Bruno and Tisha run a floral shop in Burnaby, British Columbia. They have four full-time employees, each earning $800 per week, and 6 part-time employees, each earning $400 per week, for a total weekly payroll of $5,600. Bruno and Tisha have closed their shop and are only fulfilling online orders during this challenging period. They are keeping all of their employees on the payroll, paying them their full regular wages, despite their revenues being down by 30%. Bruno and Tisha would be eligible for a weekly wage subsidy of $4,200 ($600 for each of their full-time employees and $300 for each of their part-time employees).
A Concluding Comment
What seemed at the time of the government’s March 18, 2020, announcement like a simple and expedient means of putting (or preserving) cash in the hands of businesses faced with an immediate cash flow crisis has been effectively reversed. With yesterday’s “update,” cash is now no longer immediately available as it was originally intended to be. Now, employers once again face an immediate cash flow crisis. They will now need to apply to the government monthly for the subsidy. And qualified applicants will have a six-week funding delay as they wait to be reimbursed.
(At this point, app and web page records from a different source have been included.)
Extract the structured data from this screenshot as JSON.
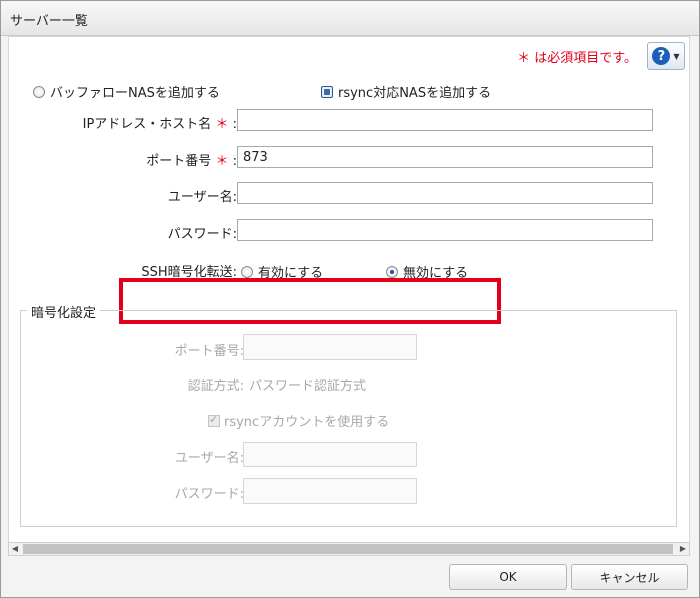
{
  "window": {
    "title": "サーバー一覧"
  },
  "header": {
    "required_note": "＊ は必須項目です。",
    "help_icon_glyph": "?"
  },
  "mode": {
    "buffalo_label": "バッファローNASを追加する",
    "rsync_label": "rsync対応NASを追加する",
    "selected": "rsync"
  },
  "fields": {
    "host_label": "IPアドレス・ホスト名",
    "port_label": "ポート番号",
    "port_value": "873",
    "user_label": "ユーザー名:",
    "password_label": "パスワード:",
    "required_mark": "＊",
    "colon": ":"
  },
  "ssh": {
    "label": "SSH暗号化転送:",
    "enable_label": "有効にする",
    "disable_label": "無効にする",
    "selected": "disable"
  },
  "encryption": {
    "legend": "暗号化設定",
    "port_label": "ポート番号:",
    "auth_label": "認証方式:",
    "auth_value": "パスワード認証方式",
    "rsync_account_label": "rsyncアカウントを使用する",
    "user_label": "ユーザー名:",
    "password_label": "パスワード:"
  },
  "footer": {
    "ok_label": "OK",
    "cancel_label": "キャンセル"
  },
  "colors": {
    "accent_red": "#e0001a",
    "help_blue": "#1d5fb8"
  }
}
Also, as explained in yesterday’s update, these subsidies may be of no benefit where a practice has had to close down due to the recommendations of licensing bodies. Either program may be of limited use where a receptionist or administrative staff member, for example, continues to perform limited duties. However, for remaining staff unable to work, CERB would provide financial assistance to staff laid off and would relieve the practice of this financial burden.
Call Jonathan for further guidance as to whether this program may be of assistance to you.